The editor of a French news magazine said that very rarely in the history of a modern democracy has someone fallen so far so fast. In the matter of a few hours Professor Dominique Strauss-Kahn went from the being the director general of the International Monetary Fund, and a popular contestant for the French presidency, to being a prisoner in solitary confinement in the notorious Rikers Island prison in New York.
Let’s put to one side the question of whether he is innocent or guilty. Until now he seemed to belong to an untouchable elite of people destined to lead a wonderful life, but these contrasting pictures of him remind us that none of us is immune from things going wrong in our lives.
In our first service this morning we heard how the writer of 1 Peter says that people who do very bad things deserve to suffer, perhaps as Professor Strauss Kahn has been suffering. The writer includes in his list of bad people murderers, thieves and other criminals.

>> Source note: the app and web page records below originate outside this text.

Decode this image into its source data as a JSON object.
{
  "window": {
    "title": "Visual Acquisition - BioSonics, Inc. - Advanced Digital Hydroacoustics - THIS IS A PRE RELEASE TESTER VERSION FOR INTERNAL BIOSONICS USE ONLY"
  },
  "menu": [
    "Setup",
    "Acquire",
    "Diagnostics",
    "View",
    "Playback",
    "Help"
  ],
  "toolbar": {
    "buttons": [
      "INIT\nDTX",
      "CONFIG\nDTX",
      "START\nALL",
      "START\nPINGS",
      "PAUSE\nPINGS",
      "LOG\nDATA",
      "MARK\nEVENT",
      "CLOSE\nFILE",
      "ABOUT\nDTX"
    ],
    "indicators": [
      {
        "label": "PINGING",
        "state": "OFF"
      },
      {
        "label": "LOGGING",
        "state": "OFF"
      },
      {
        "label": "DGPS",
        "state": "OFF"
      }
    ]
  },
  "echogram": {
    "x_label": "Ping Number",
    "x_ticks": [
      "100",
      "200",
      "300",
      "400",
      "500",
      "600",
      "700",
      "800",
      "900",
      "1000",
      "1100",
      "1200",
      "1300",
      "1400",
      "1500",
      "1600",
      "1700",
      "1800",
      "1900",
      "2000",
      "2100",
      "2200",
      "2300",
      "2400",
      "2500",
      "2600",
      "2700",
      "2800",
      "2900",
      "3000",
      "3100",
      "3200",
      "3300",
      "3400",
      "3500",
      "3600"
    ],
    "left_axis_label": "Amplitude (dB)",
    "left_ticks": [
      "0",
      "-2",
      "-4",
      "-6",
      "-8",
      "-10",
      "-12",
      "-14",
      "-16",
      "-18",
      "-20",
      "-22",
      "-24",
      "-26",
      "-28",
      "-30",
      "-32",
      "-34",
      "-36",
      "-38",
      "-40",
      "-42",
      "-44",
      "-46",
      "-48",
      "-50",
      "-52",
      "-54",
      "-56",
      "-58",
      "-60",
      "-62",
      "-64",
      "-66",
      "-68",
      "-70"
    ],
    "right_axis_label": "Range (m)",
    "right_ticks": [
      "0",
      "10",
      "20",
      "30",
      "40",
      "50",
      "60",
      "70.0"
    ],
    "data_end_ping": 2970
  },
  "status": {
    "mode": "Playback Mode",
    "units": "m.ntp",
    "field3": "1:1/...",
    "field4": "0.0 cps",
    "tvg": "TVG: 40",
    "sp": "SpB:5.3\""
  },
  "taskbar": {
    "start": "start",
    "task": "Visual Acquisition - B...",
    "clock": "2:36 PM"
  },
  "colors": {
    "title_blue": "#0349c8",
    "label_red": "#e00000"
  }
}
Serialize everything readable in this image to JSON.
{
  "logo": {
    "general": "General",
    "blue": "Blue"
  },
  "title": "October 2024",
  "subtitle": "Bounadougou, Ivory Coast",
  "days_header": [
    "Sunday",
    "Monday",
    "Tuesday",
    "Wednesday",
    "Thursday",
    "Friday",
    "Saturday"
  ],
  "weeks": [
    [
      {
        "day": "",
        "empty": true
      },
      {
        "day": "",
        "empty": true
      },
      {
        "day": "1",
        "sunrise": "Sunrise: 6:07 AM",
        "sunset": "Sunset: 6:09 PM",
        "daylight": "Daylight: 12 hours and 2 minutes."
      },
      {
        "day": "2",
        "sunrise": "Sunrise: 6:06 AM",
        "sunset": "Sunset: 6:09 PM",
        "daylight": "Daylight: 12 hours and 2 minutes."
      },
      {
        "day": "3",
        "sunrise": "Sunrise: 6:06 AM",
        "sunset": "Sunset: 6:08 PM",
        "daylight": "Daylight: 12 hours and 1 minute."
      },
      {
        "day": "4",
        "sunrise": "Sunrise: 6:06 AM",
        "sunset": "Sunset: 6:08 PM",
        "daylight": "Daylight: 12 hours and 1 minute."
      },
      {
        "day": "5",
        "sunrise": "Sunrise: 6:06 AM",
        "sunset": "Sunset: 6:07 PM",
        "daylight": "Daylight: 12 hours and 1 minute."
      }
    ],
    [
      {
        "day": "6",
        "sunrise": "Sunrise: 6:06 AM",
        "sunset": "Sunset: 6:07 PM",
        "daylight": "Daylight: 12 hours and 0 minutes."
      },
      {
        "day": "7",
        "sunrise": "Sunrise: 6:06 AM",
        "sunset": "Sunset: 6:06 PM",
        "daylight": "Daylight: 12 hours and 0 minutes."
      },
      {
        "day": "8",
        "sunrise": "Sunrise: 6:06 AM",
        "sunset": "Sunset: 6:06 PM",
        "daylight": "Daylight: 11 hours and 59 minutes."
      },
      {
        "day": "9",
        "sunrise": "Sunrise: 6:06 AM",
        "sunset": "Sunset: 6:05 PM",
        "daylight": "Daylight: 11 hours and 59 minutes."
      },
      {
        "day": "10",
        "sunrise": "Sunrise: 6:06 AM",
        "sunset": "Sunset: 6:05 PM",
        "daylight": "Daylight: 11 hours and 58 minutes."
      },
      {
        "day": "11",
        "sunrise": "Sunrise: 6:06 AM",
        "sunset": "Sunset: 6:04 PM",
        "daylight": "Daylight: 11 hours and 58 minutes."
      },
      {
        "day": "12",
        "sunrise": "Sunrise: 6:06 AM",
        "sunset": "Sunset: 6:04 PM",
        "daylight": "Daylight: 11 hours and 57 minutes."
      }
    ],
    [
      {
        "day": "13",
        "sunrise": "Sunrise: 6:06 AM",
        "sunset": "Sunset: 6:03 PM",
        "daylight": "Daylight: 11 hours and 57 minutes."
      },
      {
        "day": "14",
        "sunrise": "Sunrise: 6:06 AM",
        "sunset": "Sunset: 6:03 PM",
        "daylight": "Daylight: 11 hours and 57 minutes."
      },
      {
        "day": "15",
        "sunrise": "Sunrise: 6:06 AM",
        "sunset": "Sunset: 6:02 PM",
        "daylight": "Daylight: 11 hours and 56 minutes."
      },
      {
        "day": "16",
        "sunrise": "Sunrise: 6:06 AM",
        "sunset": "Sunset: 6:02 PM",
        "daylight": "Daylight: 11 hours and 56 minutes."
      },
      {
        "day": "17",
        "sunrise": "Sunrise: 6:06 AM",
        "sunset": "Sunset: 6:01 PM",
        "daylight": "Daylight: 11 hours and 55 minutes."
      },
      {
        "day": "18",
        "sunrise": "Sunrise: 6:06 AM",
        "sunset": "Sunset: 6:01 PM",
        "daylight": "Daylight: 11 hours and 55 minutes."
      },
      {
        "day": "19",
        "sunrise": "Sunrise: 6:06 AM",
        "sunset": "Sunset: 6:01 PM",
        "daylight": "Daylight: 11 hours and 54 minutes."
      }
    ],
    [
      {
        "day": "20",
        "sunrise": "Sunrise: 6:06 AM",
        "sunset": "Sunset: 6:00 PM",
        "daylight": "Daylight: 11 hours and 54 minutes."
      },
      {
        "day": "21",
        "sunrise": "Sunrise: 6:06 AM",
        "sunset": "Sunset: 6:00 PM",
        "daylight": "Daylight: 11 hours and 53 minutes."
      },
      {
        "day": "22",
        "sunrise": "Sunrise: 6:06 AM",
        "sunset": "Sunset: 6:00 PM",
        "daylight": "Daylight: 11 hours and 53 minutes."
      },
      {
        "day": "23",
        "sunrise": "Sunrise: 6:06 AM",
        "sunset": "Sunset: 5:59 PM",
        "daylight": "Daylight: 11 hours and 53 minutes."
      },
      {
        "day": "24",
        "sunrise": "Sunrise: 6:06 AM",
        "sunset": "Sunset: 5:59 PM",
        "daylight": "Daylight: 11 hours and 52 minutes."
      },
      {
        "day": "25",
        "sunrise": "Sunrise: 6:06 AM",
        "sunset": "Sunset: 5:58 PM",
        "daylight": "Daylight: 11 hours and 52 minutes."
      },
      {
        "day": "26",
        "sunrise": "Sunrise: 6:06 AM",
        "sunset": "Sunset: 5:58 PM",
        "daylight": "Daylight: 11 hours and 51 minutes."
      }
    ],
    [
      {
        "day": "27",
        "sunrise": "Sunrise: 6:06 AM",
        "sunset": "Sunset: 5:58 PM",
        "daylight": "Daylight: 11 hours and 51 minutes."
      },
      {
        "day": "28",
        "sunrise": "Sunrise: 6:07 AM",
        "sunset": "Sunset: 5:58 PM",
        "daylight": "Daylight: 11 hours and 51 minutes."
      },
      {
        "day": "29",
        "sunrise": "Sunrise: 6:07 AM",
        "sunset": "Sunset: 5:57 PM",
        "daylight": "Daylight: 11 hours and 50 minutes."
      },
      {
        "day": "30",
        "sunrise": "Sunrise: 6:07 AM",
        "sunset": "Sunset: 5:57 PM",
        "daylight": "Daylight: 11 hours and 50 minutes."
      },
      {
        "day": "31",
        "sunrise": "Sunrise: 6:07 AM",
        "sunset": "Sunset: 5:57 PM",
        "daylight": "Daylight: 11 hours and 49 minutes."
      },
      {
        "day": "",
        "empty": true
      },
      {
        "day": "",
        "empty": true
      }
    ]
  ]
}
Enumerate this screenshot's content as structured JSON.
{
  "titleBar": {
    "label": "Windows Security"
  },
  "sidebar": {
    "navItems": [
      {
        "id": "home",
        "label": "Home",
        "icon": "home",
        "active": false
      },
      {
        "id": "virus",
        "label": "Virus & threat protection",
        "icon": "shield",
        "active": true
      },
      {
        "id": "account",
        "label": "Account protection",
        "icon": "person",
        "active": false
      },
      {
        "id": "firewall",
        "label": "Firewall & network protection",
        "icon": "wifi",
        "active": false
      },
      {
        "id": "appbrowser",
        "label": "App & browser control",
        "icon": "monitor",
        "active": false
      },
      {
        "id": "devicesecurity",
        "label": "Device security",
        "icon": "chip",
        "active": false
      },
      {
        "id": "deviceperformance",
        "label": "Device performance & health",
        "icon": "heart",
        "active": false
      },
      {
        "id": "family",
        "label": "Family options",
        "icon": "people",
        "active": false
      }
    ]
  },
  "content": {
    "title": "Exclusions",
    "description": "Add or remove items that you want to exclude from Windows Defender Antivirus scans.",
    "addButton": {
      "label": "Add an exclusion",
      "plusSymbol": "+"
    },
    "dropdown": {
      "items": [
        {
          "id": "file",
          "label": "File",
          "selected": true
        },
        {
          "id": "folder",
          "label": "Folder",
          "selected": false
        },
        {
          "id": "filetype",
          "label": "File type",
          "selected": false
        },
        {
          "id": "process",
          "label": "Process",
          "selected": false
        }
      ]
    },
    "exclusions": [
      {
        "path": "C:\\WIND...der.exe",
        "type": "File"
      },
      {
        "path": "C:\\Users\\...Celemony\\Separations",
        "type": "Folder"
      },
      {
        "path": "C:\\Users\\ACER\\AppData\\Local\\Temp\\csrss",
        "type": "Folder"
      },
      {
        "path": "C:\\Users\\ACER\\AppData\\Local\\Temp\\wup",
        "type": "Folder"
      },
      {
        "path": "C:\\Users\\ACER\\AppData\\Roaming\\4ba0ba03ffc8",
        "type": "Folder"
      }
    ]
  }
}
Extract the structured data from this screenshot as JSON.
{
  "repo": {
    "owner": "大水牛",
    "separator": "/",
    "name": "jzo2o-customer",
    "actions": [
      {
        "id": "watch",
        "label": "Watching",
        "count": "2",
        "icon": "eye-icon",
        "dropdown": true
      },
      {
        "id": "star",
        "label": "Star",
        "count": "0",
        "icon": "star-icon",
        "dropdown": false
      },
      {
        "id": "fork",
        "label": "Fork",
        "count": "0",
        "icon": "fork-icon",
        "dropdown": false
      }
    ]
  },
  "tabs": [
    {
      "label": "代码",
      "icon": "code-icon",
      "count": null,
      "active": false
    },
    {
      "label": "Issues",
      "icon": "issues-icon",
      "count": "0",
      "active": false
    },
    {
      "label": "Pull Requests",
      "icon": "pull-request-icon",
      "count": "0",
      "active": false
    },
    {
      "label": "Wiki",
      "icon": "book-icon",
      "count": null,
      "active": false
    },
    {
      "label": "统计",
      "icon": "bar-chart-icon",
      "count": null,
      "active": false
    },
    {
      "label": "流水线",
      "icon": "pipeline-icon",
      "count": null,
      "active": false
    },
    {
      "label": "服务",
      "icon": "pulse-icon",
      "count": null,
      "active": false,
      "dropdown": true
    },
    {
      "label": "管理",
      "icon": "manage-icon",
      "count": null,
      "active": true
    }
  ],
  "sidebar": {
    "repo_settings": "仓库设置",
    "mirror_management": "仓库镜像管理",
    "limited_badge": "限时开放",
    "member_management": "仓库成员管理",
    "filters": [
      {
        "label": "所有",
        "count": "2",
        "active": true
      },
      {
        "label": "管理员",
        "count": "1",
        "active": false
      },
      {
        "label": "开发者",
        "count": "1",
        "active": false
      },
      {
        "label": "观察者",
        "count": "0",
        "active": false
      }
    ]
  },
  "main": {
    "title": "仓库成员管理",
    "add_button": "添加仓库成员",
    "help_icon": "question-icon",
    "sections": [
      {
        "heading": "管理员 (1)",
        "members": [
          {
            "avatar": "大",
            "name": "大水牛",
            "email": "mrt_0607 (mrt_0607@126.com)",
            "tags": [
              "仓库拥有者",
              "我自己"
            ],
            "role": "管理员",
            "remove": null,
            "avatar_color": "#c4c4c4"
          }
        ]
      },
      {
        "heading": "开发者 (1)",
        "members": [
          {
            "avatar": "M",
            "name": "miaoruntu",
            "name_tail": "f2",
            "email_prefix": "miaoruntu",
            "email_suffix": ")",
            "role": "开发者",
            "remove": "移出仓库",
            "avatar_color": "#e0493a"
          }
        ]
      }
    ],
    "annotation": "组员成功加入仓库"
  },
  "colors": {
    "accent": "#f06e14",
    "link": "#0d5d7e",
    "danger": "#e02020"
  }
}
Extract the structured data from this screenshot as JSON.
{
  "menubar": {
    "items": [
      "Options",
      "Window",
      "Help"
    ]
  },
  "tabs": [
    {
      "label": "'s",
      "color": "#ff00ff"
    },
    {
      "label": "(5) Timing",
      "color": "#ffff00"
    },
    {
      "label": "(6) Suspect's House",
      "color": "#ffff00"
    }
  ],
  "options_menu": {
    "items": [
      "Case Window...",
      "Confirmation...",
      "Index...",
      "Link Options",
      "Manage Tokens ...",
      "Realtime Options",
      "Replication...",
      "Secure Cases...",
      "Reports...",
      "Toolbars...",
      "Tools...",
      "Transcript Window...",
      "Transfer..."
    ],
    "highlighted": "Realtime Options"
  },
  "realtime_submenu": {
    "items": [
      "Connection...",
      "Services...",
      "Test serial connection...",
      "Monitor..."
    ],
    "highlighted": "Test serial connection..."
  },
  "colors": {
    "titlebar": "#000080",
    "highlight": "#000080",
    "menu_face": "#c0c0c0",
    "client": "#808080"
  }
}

But then he adds a surprising addition to the list - busybodies!
If there was a crime of being a busybody, would the authorities be entitled to arrest me or you? Can we imagine being put in gaol while they wait to decide our guilt? Certainly the writer of 1 Peter has ordinary people in his sights - not just super-villains or the rich and famous. So what about the 75,000 ordinary people who named Ryan Griggs as the international footballer linked with Big Brother celebrity and former Miss Wales Imogen Thomas? Without condoning his behaviour, is it not fair to see them as the sort of busybodies whom the writer of 1 Peter had in mind?
In our reading from the Acts of the Apostles we see Jesus making a journey in the opposite direction from Dominique Strauss Kahn. He goes from the shame of the cross, the cold and darkness of the tomb, the depths of hell, to the heights of heaven; he goes from being persona non grata to being Lord of all.
And yet Luke also believes that Jesus’ death on the cross is the highpoint of his ministry, the moment when God’s glory was most clearly shown to be at work in him, the moment when God’s love and forgiveness most clearly shone through him. And the writer of 1 Peter says that we must expect to share in Christ’s sufferings, and that if we humble ourselves God will - in due time - lift us up.
So the idea of Jesus ascending to heaven, and of us sharing in his glory, is something that is intimately linked to and results from being humbled and accepting suffering. It’s as if only by spending the equivalent of some time locked up in Rikers Island, rather than enjoying five star accommodation in a luxury hotel, can we hope to experience the best that life has to offer. This is the complete opposite of what people normally expect.
Be that as it may, John certainly reinforces the idea that the moment of Jesus’ exaltation and glorification is not his ascension to heaven on a cloud but his ascension heavenwards when he is lifted up on the cross. Jesus says to the crowd that the hour has come for God to glorify him and for him to give glory to God, but he’s thinking about the hour of his death. It is on the cross that Jesus becomes sovereign over all the human race and it is by finishing the work that he was put on earth to do that Jesus enters into God’s presence and is raised to new life.
Jesus prays that his disciples, and through their testimony we too, may continue to reveal his glory. Because we know that Jesus has died for us, to reveal God’s love for us, we can know with certainty that he is one with God and we belong to him. This knowledge, and the mission which springs from it, should be enough weld us into a unified body of dedicated followers, bent on doing his will.